* _What to produce_:
Return only the lines starting at the line that contains "Give me the" and ending with the final line of the listing; include both endpoints.

* _Records provided_:

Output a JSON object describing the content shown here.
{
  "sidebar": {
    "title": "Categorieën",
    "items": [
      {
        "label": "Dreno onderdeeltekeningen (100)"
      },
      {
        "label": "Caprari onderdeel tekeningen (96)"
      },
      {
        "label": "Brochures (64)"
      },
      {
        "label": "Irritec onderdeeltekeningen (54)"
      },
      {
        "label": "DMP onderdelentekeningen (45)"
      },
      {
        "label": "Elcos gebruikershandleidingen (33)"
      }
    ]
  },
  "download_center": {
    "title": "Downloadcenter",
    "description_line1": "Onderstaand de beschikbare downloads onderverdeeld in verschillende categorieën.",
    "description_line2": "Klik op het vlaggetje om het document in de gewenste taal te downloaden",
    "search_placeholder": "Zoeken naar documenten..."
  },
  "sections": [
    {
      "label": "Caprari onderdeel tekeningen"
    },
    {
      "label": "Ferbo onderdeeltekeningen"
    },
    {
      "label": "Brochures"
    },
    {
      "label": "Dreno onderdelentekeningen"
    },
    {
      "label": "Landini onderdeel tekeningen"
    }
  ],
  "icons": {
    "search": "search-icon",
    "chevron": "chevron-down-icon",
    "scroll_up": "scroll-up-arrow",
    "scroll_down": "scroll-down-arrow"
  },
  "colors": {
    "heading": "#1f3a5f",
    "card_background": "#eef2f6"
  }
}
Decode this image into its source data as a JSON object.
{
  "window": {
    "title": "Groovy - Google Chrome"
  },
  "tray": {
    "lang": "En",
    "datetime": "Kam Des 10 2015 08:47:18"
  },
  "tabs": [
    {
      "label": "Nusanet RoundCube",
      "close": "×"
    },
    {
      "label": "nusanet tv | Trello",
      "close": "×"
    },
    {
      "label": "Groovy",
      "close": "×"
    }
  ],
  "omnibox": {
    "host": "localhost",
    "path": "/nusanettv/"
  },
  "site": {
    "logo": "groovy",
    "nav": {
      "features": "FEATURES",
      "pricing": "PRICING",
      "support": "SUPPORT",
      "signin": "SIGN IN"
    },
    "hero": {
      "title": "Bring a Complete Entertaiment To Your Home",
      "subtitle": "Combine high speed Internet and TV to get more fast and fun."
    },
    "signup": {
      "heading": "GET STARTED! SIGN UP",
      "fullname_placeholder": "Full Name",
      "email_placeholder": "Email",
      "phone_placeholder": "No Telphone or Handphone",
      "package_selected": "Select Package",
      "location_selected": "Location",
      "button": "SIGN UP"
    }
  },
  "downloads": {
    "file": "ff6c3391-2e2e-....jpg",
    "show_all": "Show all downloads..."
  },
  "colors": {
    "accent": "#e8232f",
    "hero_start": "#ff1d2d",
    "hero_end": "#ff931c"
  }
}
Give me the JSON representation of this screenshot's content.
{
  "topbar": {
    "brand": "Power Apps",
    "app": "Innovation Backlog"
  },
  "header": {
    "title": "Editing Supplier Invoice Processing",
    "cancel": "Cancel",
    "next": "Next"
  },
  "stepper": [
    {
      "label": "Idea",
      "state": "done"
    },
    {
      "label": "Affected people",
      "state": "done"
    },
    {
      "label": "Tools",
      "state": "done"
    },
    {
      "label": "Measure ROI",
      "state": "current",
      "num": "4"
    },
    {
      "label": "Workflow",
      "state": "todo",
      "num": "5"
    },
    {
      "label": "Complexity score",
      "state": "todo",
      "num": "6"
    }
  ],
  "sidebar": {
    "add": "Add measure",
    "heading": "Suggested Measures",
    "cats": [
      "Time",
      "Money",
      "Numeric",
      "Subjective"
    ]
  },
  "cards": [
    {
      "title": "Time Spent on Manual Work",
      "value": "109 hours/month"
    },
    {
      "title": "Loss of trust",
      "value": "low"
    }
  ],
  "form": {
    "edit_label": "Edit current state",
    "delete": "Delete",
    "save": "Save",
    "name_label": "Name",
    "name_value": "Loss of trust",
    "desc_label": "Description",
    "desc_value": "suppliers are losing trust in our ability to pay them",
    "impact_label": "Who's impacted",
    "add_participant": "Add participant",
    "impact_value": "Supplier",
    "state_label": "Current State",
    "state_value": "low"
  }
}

* _Your response_:
Give me the JSON representation of this screenshot's content.
{
  "topbar": {
    "brand": "Power Apps",
    "app": "Innovation Backlog"
  },
  "header": {
    "title": "Editing Supplier Invoice Processing",
    "cancel": "Cancel",
    "next": "Next"
  },
  "stepper": [
    {
      "label": "Idea",
      "state": "done"
    },
    {
      "label": "Affected people",
      "state": "done"
    },
    {
      "label": "Tools",
      "state": "done"
    },
    {
      "label": "Measure ROI",
      "state": "current",
      "num": "4"
    },
    {
      "label": "Workflow",
      "state": "todo",
      "num": "5"
    },
    {
      "label": "Complexity score",
      "state": "todo",
      "num": "6"
    }
  ],
  "sidebar": {
    "add": "Add measure",
    "heading": "Suggested Measures",
    "cats": [
      "Time",
      "Money",
      "Numeric",
      "Subjective"
    ]
  },
  "cards": [
    {
      "title": "Time Spent on Manual Work",
      "value": "109 hours/month"
    },
    {
      "title": "Loss of trust",
      "value": "low"
    }
  ],
  "form": {
    "edit_label": "Edit current state",
    "delete": "Delete",
    "save": "Save",
    "name_label": "Name",
    "name_value": "Loss of trust",
    "desc_label": "Description",
    "desc_value": "suppliers are losing trust in our ability to pay them",
    "impact_label": "Who's impacted",
    "add_participant": "Add participant",
    "impact_value": "Supplier",
    "state_label": "Current State",
    "state_value": "low"
  }
}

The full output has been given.